--- Supplied entries ---
= Beginning of Section =
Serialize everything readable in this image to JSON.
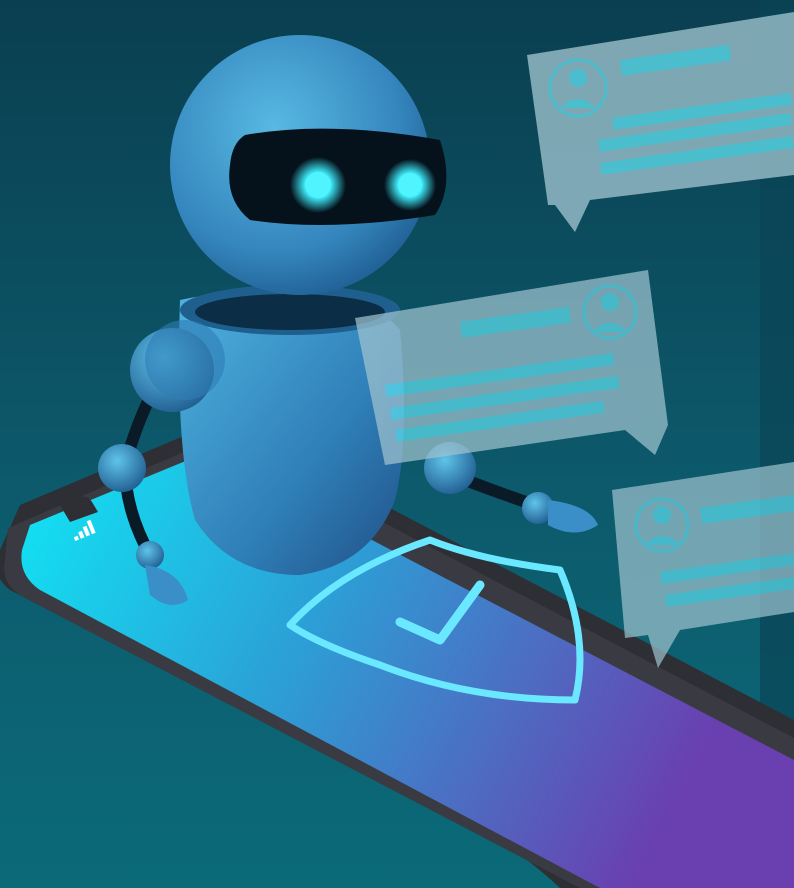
{
  "illustration": {
    "subject": "chatbot-robot-on-smartphone",
    "icons": [
      "robot-icon",
      "smartphone-icon",
      "shield-check-icon",
      "user-avatar-icon",
      "chat-bubble-icon",
      "signal-icon"
    ],
    "colors": {
      "background_top": "#0a3f50",
      "background_bottom": "#0b6a7a",
      "robot_light": "#4fb3df",
      "robot_dark": "#1a5a8c",
      "visor": "#05121c",
      "eye_glow": "#3ff0ff",
      "screen_left": "#13e2f2",
      "screen_right": "#6a3fb0",
      "phone_frame": "#3a3a40",
      "bubble_fill": "#9fc3cf",
      "bubble_line": "#5ee0f0",
      "shield_stroke": "#6ae8ff"
    }
  }
}
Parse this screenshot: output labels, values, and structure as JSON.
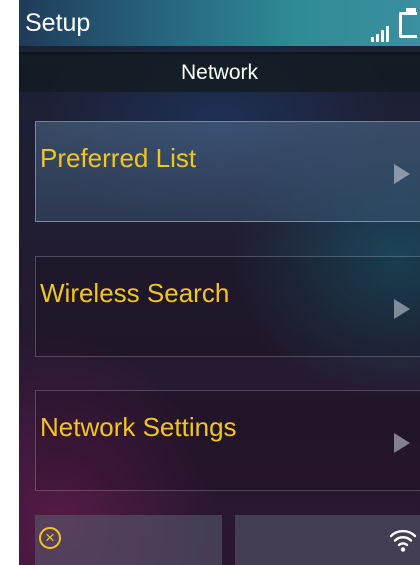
{
  "status_bar": {
    "title": "Setup",
    "signal_icon": "signal-bars-icon",
    "battery_icon": "battery-icon"
  },
  "header": {
    "title": "Network"
  },
  "menu": {
    "items": [
      {
        "label": "Preferred List",
        "selected": true,
        "icon": "chevron-right-icon"
      },
      {
        "label": "Wireless Search",
        "selected": false,
        "icon": "chevron-right-icon"
      },
      {
        "label": "Network Settings",
        "selected": false,
        "icon": "chevron-right-icon"
      }
    ]
  },
  "softkeys": {
    "left_icon": "cancel-icon",
    "right_icon": "wifi-icon"
  },
  "colors": {
    "accent": "#f2c61c",
    "text": "#ffffff"
  }
}
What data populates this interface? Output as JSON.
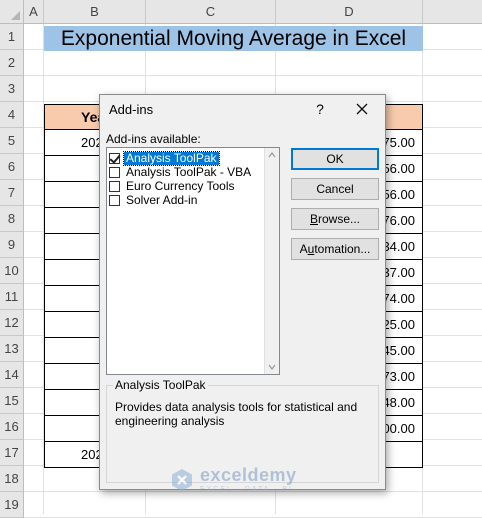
{
  "sheet": {
    "columns": [
      "A",
      "B",
      "C",
      "D"
    ],
    "rows": [
      "1",
      "2",
      "3",
      "4",
      "5",
      "6",
      "7",
      "8",
      "9",
      "10",
      "11",
      "12",
      "13",
      "14",
      "15",
      "16",
      "17",
      "18",
      "19"
    ],
    "title": "Exponential Moving Average in Excel",
    "header_year": "Yea",
    "year_cells": [
      "202",
      "",
      "",
      "",
      "",
      "",
      "",
      "",
      "",
      "",
      "",
      "",
      "202"
    ],
    "value_cells": [
      "75.00",
      "56.00",
      "56.00",
      "76.00",
      "34.00",
      "37.00",
      "74.00",
      "25.00",
      "45.00",
      "73.00",
      "48.00",
      "00.00",
      ""
    ]
  },
  "dialog": {
    "title": "Add-ins",
    "help_label": "?",
    "available_label": "Add-ins available:",
    "addins": [
      {
        "label": "Analysis ToolPak",
        "checked": true,
        "selected": true
      },
      {
        "label": "Analysis ToolPak - VBA",
        "checked": false,
        "selected": false
      },
      {
        "label": "Euro Currency Tools",
        "checked": false,
        "selected": false
      },
      {
        "label": "Solver Add-in",
        "checked": false,
        "selected": false
      }
    ],
    "buttons": {
      "ok": "OK",
      "cancel": "Cancel",
      "browse_hot": "B",
      "browse_rest": "rowse...",
      "automation_pre": "A",
      "automation_hot": "u",
      "automation_rest": "tomation..."
    },
    "description_title": "Analysis ToolPak",
    "description": "Provides data analysis tools for statistical and engineering analysis"
  },
  "watermark": {
    "name": "exceldemy",
    "tagline": "EXCEL · DATA · BI"
  },
  "colors": {
    "title_fill": "#9dc3e6",
    "header_fill": "#f8cbad",
    "selection": "#0078d7"
  }
}
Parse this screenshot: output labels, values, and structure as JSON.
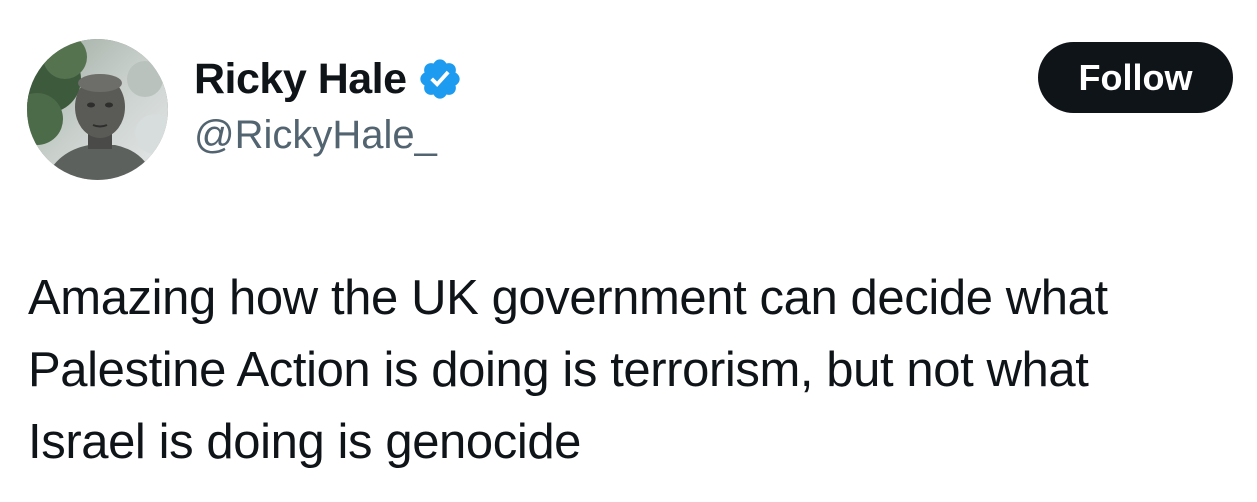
{
  "tweet": {
    "author": {
      "display_name": "Ricky Hale",
      "handle": "@RickyHale_",
      "verified_icon": "verified-badge-icon",
      "avatar_icon": "profile-avatar"
    },
    "follow_button": {
      "label": "Follow"
    },
    "text_lines": [
      "Amazing how the UK government can decide what",
      "Palestine Action is doing is terrorism, but not what",
      "Israel is doing is genocide"
    ]
  },
  "colors": {
    "text_primary": "#0f1419",
    "text_secondary": "#536471",
    "verified_blue": "#1d9bf0",
    "follow_bg": "#0f1419",
    "follow_text": "#ffffff",
    "background": "#ffffff"
  }
}
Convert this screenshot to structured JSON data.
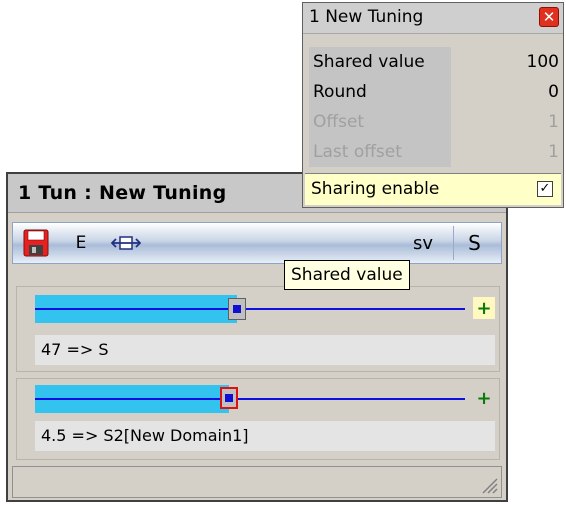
{
  "popup": {
    "title": "1  New Tuning",
    "close_glyph": "✕",
    "rows": [
      {
        "label": "Shared value",
        "value": "100",
        "enabled": true
      },
      {
        "label": "Round",
        "value": "0",
        "enabled": true
      },
      {
        "label": "Offset",
        "value": "1",
        "enabled": false
      },
      {
        "label": "Last offset",
        "value": "1",
        "enabled": false
      }
    ],
    "sharing_label": "Sharing enable",
    "sharing_checked": "✓"
  },
  "window": {
    "title": "1  Tun : New Tuning",
    "toolbar": {
      "save_icon": "save-icon",
      "e_label": "E",
      "fit_icon": "fit-width-icon",
      "sv_label": "sv",
      "s_label": "S"
    },
    "tooltip": "Shared value",
    "sliders": [
      {
        "value_text": "47 => S",
        "fill_fraction": 0.47,
        "plus": "+"
      },
      {
        "value_text": "4.5 => S2[New Domain1]",
        "fill_fraction": 0.45,
        "plus": "+"
      }
    ]
  },
  "colors": {
    "slider_fill": "#33c3ef",
    "slider_line": "#1010e0",
    "accent_red": "#e01010",
    "tooltip_bg": "#ffffe1"
  }
}
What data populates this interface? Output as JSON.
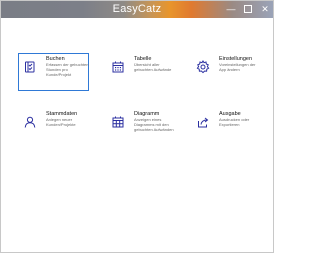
{
  "window": {
    "title": "EasyCatz",
    "minimize_glyph": "—",
    "close_glyph": "✕"
  },
  "colors": {
    "accent": "#2b2fa0",
    "selection_border": "#2f79d6"
  },
  "tiles": [
    {
      "label": "Buchen",
      "desc": "Erfassen der gebuchten Stunden pro Kunde/Projekt",
      "icon": "book-checklist-icon",
      "selected": true
    },
    {
      "label": "Tabelle",
      "desc": "Übersicht aller gebuchten Aufwände",
      "icon": "calendar-table-icon",
      "selected": false
    },
    {
      "label": "Einstellungen",
      "desc": "Voreinstellungen der App ändern",
      "icon": "gear-icon",
      "selected": false
    },
    {
      "label": "Stammdaten",
      "desc": "Anlegen neuer Kunden/Projekte",
      "icon": "person-icon",
      "selected": false
    },
    {
      "label": "Diagramm",
      "desc": "Anzeigen eines Diagramms mit den gebuchten Aufwänden",
      "icon": "calendar-grid-icon",
      "selected": false
    },
    {
      "label": "Ausgabe",
      "desc": "Ausdrucken oder Exportieren",
      "icon": "share-icon",
      "selected": false
    }
  ]
}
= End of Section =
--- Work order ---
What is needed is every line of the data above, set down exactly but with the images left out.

--- Finished task ---
Serialize everything readable in this image to JSON.
{
  "illustration": {
    "subject": "chatbot-robot-on-smartphone",
    "icons": [
      "robot-icon",
      "smartphone-icon",
      "shield-check-icon",
      "user-avatar-icon",
      "chat-bubble-icon",
      "signal-icon"
    ],
    "colors": {
      "background_top": "#0a3f50",
      "background_bottom": "#0b6a7a",
      "robot_light": "#4fb3df",
      "robot_dark": "#1a5a8c",
      "visor": "#05121c",
      "eye_glow": "#3ff0ff",
      "screen_left": "#13e2f2",
      "screen_right": "#6a3fb0",
      "phone_frame": "#3a3a40",
      "bubble_fill": "#9fc3cf",
      "bubble_line": "#5ee0f0",
      "shield_stroke": "#6ae8ff"
    }
  }
}
Parse this screenshot: output labels, values, and structure as JSON.
{
  "status_bar": {
    "title": "Setup",
    "signal_icon": "signal-bars-icon",
    "battery_icon": "battery-icon"
  },
  "header": {
    "title": "Network"
  },
  "menu": {
    "items": [
      {
        "label": "Preferred List",
        "selected": true,
        "icon": "chevron-right-icon"
      },
      {
        "label": "Wireless Search",
        "selected": false,
        "icon": "chevron-right-icon"
      },
      {
        "label": "Network Settings",
        "selected": false,
        "icon": "chevron-right-icon"
      }
    ]
  },
  "softkeys": {
    "left_icon": "cancel-icon",
    "right_icon": "wifi-icon"
  },
  "colors": {
    "accent": "#f2c61c",
    "text": "#ffffff"
  }
}
What data populates this interface? Output as JSON.
{
  "sheet": {
    "columns": [
      "A",
      "B",
      "C",
      "D"
    ],
    "rows": [
      "1",
      "2",
      "3",
      "4",
      "5",
      "6",
      "7",
      "8",
      "9",
      "10",
      "11",
      "12",
      "13",
      "14",
      "15",
      "16",
      "17",
      "18",
      "19"
    ],
    "title": "Exponential Moving Average in Excel",
    "header_year": "Yea",
    "year_cells": [
      "202",
      "",
      "",
      "",
      "",
      "",
      "",
      "",
      "",
      "",
      "",
      "",
      "202"
    ],
    "value_cells": [
      "75.00",
      "56.00",
      "56.00",
      "76.00",
      "34.00",
      "37.00",
      "74.00",
      "25.00",
      "45.00",
      "73.00",
      "48.00",
      "00.00",
      ""
    ]
  },
  "dialog": {
    "title": "Add-ins",
    "help_label": "?",
    "available_label": "Add-ins available:",
    "addins": [
      {
        "label": "Analysis ToolPak",
        "checked": true,
        "selected": true
      },
      {
        "label": "Analysis ToolPak - VBA",
        "checked": false,
        "selected": false
      },
      {
        "label": "Euro Currency Tools",
        "checked": false,
        "selected": false
      },
      {
        "label": "Solver Add-in",
        "checked": false,
        "selected": false
      }
    ],
    "buttons": {
      "ok": "OK",
      "cancel": "Cancel",
      "browse_hot": "B",
      "browse_rest": "rowse...",
      "automation_pre": "A",
      "automation_hot": "u",
      "automation_rest": "tomation..."
    },
    "description_title": "Analysis ToolPak",
    "description": "Provides data analysis tools for statistical and engineering analysis"
  },
  "watermark": {
    "name": "exceldemy",
    "tagline": "EXCEL · DATA · BI"
  },
  "colors": {
    "title_fill": "#9dc3e6",
    "header_fill": "#f8cbad",
    "selection": "#0078d7"
  }
}
Parse this screenshot: output labels, values, and structure as JSON.
{
  "tweet": {
    "author": {
      "display_name": "Ricky Hale",
      "handle": "@RickyHale_",
      "verified_icon": "verified-badge-icon",
      "avatar_icon": "profile-avatar"
    },
    "follow_button": {
      "label": "Follow"
    },
    "text_lines": [
      "Amazing how the UK government can decide what",
      "Palestine Action is doing is terrorism, but not what",
      "Israel is doing is genocide"
    ]
  },
  "colors": {
    "text_primary": "#0f1419",
    "text_secondary": "#536471",
    "verified_blue": "#1d9bf0",
    "follow_bg": "#0f1419",
    "follow_text": "#ffffff",
    "background": "#ffffff"
  }
}
Convert this screenshot to structured JSON data.
{
  "popup": {
    "title": "1  New Tuning",
    "close_glyph": "✕",
    "rows": [
      {
        "label": "Shared value",
        "value": "100",
        "enabled": true
      },
      {
        "label": "Round",
        "value": "0",
        "enabled": true
      },
      {
        "label": "Offset",
        "value": "1",
        "enabled": false
      },
      {
        "label": "Last offset",
        "value": "1",
        "enabled": false
      }
    ],
    "sharing_label": "Sharing enable",
    "sharing_checked": "✓"
  },
  "window": {
    "title": "1  Tun : New Tuning",
    "toolbar": {
      "save_icon": "save-icon",
      "e_label": "E",
      "fit_icon": "fit-width-icon",
      "sv_label": "sv",
      "s_label": "S"
    },
    "tooltip": "Shared value",
    "sliders": [
      {
        "value_text": "47 => S",
        "fill_fraction": 0.47,
        "plus": "+"
      },
      {
        "value_text": "4.5 => S2[New Domain1]",
        "fill_fraction": 0.45,
        "plus": "+"
      }
    ]
  },
  "colors": {
    "slider_fill": "#33c3ef",
    "slider_line": "#1010e0",
    "accent_red": "#e01010",
    "tooltip_bg": "#ffffe1"
  }
}
What data populates this interface? Output as JSON.
{
  "window": {
    "title": "EasyCatz",
    "minimize_glyph": "—",
    "close_glyph": "✕"
  },
  "colors": {
    "accent": "#2b2fa0",
    "selection_border": "#2f79d6"
  },
  "tiles": [
    {
      "label": "Buchen",
      "desc": "Erfassen der gebuchten Stunden pro Kunde/Projekt",
      "icon": "book-checklist-icon",
      "selected": true
    },
    {
      "label": "Tabelle",
      "desc": "Übersicht aller gebuchten Aufwände",
      "icon": "calendar-table-icon",
      "selected": false
    },
    {
      "label": "Einstellungen",
      "desc": "Voreinstellungen der App ändern",
      "icon": "gear-icon",
      "selected": false
    },
    {
      "label": "Stammdaten",
      "desc": "Anlegen neuer Kunden/Projekte",
      "icon": "person-icon",
      "selected": false
    },
    {
      "label": "Diagramm",
      "desc": "Anzeigen eines Diagramms mit den gebuchten Aufwänden",
      "icon": "calendar-grid-icon",
      "selected": false
    },
    {
      "label": "Ausgabe",
      "desc": "Ausdrucken oder Exportieren",
      "icon": "share-icon",
      "selected": false
    }
  ]
}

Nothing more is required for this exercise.